Sherbrooke mobilizing to keep regional newspapers alive

Sherbrooke's major institutions are working together to make sure their regional newspapers don't disappear.

An oversight committee, put in place by former mayor Jean Perrault, will be monitoring the possible sale of the six daily daily newspapers owned by Groupe Capitales Média (GCM).

Committee members want to make sure potential buyers will continue to publish regional news out of the Eastern Townships.

GCM applied for protection from creditors last week, pushing the Quebec government to step in with an emergency $5 million bridge loan.

Until a new owner comes forward, it is uncertain what will happen with GCM's publications, including La Tribune, which covers the Sherbrooke, Drummondville and surrounding areas.

Former Mayor Jean Perrault, Mayor Steve Lussier, the Université de Sherbrooke, Bishop's University and well as the Chamber of Commerce, among others, issued a joint statement on Friday to assert the importance of regional news coverage.

"What interests me is to know what is happening in our schools, in our city, and that I can only get from local dailies," said Perrault.

Mayor from 1994 to 2008, Perrault said local coverage shaped the development of the region by keeping the spotlight on issues that other media outlets wouldn't be covering.

"It's important to have a local paper to reflect what is happening here."

Impact on local English paper

If La Tribune were to disappear, the future of the region's only daily English newspaper, the Record, could also be threatened, said Perrault, because La Tribune distributes the paper, first published in 1897.

"We have an incredible asset to be able to raise our kids in English and French, from grade school to University," he said.

"If we lose our English and French dailies, it will be a hard blow."

Louis-Philippe Bourdeau/Radio-Canada

Michael Goldbloom, the principal and vice-chancellor of Bishop's University, said the two dailies were "vital" for the city.

"A region that loses its local paper loses a lot of its soul," said Goldbloom, who also worked as a journalist, and was appointed chair of the board of CBC/Radio-Canada.

Bishop's and the other organizations involved in the Committee will be working to develop new partnerships to provide financial support to La Tribune, Perrault explained, perhaps opening the door on new models of advertising and revenue sources.

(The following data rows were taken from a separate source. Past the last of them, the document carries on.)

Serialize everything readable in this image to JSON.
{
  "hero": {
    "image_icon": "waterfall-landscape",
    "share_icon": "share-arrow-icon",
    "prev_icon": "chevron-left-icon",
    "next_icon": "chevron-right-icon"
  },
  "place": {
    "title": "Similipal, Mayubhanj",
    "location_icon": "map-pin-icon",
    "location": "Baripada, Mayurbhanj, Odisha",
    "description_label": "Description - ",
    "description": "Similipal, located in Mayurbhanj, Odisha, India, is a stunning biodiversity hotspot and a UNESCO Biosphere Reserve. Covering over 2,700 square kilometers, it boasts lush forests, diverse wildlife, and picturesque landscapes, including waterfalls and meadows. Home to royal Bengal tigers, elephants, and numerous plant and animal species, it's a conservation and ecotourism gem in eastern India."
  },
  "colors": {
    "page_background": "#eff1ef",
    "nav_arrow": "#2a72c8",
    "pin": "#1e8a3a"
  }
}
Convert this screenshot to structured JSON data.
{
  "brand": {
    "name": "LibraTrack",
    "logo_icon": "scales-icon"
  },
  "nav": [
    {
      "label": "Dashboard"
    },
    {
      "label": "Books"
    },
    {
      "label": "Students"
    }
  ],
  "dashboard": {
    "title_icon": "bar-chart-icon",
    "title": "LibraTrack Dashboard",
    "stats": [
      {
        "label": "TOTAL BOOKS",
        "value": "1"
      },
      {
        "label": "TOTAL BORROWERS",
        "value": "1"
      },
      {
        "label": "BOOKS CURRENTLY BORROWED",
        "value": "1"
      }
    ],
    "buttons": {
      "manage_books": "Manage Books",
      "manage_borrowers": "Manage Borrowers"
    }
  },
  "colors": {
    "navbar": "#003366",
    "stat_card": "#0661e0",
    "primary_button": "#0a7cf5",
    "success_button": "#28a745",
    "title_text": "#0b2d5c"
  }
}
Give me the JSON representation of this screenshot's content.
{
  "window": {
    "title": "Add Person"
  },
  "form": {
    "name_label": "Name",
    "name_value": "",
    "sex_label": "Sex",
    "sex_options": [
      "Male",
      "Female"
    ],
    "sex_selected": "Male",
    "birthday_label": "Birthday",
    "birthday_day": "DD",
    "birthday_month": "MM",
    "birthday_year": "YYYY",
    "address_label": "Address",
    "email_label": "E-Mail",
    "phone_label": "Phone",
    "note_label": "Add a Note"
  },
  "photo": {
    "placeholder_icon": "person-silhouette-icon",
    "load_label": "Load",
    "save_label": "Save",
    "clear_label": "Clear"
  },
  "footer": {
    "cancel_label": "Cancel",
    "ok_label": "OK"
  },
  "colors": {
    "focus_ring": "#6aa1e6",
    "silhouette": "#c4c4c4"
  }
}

Mayor Steve Lussier will also be participating in the upcoming parliamentary commission on the future of media in Quebec, which began Monday.